I recently spoke to a right-leaning group on the campus of my alma mater, the University of North Carolina, about my post-college career as an advocate for conservative principles and policy. I was somewhat embarrassed to admit to the group that I never did any meaningful advocacy for the cause as a college student, but I know I am not alone. Many right-leaning students on campuses across the country — and faculty, for that matter — don’t feel free to express their political opinions for fear of social rejection or worse.
We can and should work to combat this, not just for conservative students but for progressive students as well. All students need to learn how to freely exchange ideas and cope with situations that make them uncomfortable.
Encouragingly, some nonprofit organizations are leading efforts to preserve and elevate free speech. Examples include the Steamboat Institute, which runs a Campus Liberty Tour, sponsoring debates on college campuses; the Bipartisan Policy Center, which directs a Campus Free Expression project; and the Institute for Citizens and Scholars, which recruited 13 universities to sign on its Campus Call for Free Expression Initiative.
Two universities near to my heart have also taken interesting steps to address the problem.
UNC-Chapel Hill has started a Program for Public Discourse, which aims to “support a culture of robust public argument through curricular and extra-curricular engagement.” This program’s success, like that of our universities in general, will depend on its ability to avoid capture by one political perspective so that it remains open to all perspectives.
And the University of Colorado Boulder established in 2013 a position for a visiting scholar in conservative thought. At first, this reeked of tokenism and affirmative action to me, but I’ve come to appreciate it and wish that other universities would replicate it. Students need access to an expert — a professor — who can serve as a balance against the prevailing political messages on campus. It may be sadly laughable to only have one openly conservative professor on a college campus, but one is decidedly better than zero.

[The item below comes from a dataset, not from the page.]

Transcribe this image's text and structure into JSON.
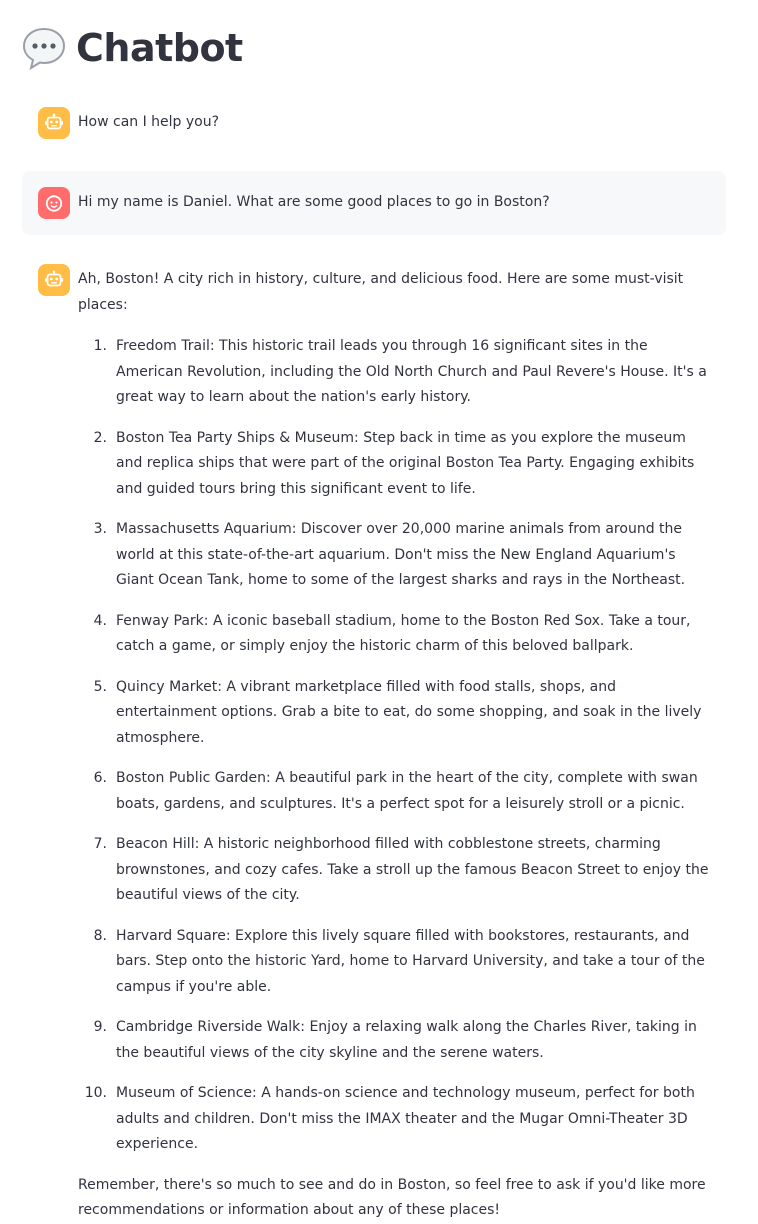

In these efforts to level the playing field or defend free expression, we should all be careful not to shield conservative students from civil, intellectual challenges to their point of view. (Although, to be clear, everyone deserves physical safety, and personal attacks should not be tolerated.) We should do better by progressive students as well by ensuring that they too have to wrestle with their core beliefs and do the critical thinking that only open debate can provide.
During my time at UNC, I learned what psychology experts call “antifragility.” This was painful, but ultimately I left college feeling advantaged compared to my liberal peers. I knew what I believed, why, and how to defend my perspective. Actually, I’ve made a living doing it. So, for this, I owe my alma mater a debt of gratitude.
Fortunately, more and more people are coming to see the value of anti-fragility and the role that free speech and the open exchange of ideas can play in it. There’s no doubt that safe spaces, trigger warnings, and other limitations on free speech are doing a disservice to college students, particularly left-leaning students, by robbing them of the tools we all need to cope with ideas that make us uncomfortable. Free speech is important not just to civil discourse but to our mental health.
The efforts (by universities and other actors) to improve campus free speech will only work if or when the culture shifts. Conservative students shouldn’t feel ashamed to express their views on campus. But anyone who works to censor, silence, or shut down free expression should feel ashamed.
Only when this shift happens will we see real progress in reclaiming the campus culture. No matter our politics, we all have a stake in this and should work to make it happen.